I was sitting in the small room off the kitchen. It had a linoleum floor. It had a single bed pressed up against the wall underneath a small window. There had been a small built-in closet in the room. We had taken the door off the closet and built a shelf in there for the IBM Selectric typewriter – our prize possession. I could sit there and type, the shelf becoming a desk.
During the day we covered the single bed with a maroon cloth and pretended it was a couch. The room became a tiny waiting room, presided over by the big electric typewriter. When clients arrived, I greeted them at the front door in my navy blue suit I had stolen out of Arianna’s Upper East Side apartment, the suit that here in Athens, Greece looked haute couture, and the brown leather pumps and white stockings, my hair pinned up, make-up and earrings. I didn’t feel pretty like this, but Natvar assured me that at twenty-nine nothing else was acceptable.

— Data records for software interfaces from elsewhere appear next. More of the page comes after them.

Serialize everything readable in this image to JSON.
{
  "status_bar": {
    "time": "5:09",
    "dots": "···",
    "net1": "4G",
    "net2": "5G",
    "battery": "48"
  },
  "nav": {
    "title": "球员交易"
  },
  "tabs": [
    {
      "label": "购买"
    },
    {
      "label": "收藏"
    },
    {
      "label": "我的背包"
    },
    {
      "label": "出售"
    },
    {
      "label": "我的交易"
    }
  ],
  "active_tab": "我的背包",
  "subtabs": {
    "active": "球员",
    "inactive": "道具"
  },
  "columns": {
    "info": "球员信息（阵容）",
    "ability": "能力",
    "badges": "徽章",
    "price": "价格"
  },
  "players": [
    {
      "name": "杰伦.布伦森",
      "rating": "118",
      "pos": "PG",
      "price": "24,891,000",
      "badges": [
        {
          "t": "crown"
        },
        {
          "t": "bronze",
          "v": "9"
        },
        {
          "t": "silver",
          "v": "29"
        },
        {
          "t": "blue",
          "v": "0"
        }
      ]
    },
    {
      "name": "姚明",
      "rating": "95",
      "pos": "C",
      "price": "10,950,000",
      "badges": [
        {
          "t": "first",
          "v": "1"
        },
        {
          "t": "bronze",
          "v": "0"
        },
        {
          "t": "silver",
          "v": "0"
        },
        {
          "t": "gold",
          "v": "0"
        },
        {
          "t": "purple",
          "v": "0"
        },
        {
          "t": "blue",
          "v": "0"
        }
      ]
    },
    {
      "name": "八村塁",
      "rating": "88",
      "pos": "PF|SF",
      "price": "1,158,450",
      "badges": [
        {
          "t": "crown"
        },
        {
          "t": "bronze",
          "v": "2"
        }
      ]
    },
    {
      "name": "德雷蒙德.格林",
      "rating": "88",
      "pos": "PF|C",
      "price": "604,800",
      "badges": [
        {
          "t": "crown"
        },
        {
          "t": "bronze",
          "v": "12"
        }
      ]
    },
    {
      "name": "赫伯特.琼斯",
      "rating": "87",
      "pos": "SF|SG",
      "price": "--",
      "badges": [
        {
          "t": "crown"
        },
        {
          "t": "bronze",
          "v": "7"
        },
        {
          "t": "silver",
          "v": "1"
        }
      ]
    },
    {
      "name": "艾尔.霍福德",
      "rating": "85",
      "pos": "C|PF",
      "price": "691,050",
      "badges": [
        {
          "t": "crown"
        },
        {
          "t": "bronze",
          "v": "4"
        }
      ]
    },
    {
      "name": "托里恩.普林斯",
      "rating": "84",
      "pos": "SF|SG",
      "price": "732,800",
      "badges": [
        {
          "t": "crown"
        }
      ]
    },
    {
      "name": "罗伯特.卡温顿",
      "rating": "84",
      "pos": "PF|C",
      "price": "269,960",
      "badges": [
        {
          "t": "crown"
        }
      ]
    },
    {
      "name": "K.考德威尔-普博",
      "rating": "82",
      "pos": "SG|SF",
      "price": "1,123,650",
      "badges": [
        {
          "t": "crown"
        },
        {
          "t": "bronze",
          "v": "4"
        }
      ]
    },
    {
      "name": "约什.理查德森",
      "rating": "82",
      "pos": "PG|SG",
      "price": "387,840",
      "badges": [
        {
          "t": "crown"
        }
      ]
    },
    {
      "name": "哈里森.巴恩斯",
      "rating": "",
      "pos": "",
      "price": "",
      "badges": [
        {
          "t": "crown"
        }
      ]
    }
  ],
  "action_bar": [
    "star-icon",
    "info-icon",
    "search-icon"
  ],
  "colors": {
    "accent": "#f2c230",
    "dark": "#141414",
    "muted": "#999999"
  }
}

Today I was in the little room that didn’t have a name – the office, the waiting room, my bedroom. It was tiny, more like a large closet, but I could close the door. It was Sunday. Natvar had just hit me in the face as we sat for breakfast, all of us, all five of us, still in bathrobes, breakfast on the blue-and-white china, all of us seated around the white marble table.
As people rose to dress, I retreated. I didn’t know what to do. I could hear Mark doing the dishes on the other side of the wall, Mark in shorts, tee-shirt and flip-flops, his wide feet pointed out, his strong calves and high arches all marking him as a dancer – his blue eyes that could be soft and dreamy, Mark who looked most natural with a cigarette hanging out of his mouth – a cigarette that he never allowed himself anymore – a boy who was made for long languid afternoons with other men. I could imagine him standing at the sink, looking out the window, his eyes far away.
Natvar finally came in. He was dressed now in his pressed pants and cotton shirt, everything about him fresh and crisp. “Here,” he said. “Here’s 2,000 drachma. Go see a movie or something. The rest of us are going to my mother’s.”
I nodded, did not say anything much. I heard them leave. They were going without me. Almost every Sunday we went out into the country to visit Natvar’s old mother in her two-room cottage. It was the first time I hadn’t gone with them. The first time any of us had been shut out of a group event.
There had been plenty of fights. It was hard to get through a meal without one. There had been violence and the threat of violence before. But there had never been money handed over for someone to use all on their own for themselves. We’d never gotten rid of someone before.
The afternoon stretched in front of me. I was alone. I went outside onto the quiet shaded street and began to walk. I had no destination. Walking gave me something to do and the gardens I passed were pretty. I walked until I came to a small park, a stretch of grass, and I lay down on my back in the sun. I fell asleep. The sleep felt perfect. I wanted it to last forever.
I woke, knowing it was late afternoon. I still had some time left before I had to go back. I didn’t want to think about going back, maybe the hours would keep stretching for me. I walked down to the main wide boulevard with shops and crowds. I ate something small, not wanting to spend much and I bought a ticket and saw the movie. I hadn’t been to a movie in years. I hadn’t been to a movie by myself for even longer.
When I came out it was dark. I had nowhere to go but back. I walked slowly. Maybe I could make the walk back last forever and never get there.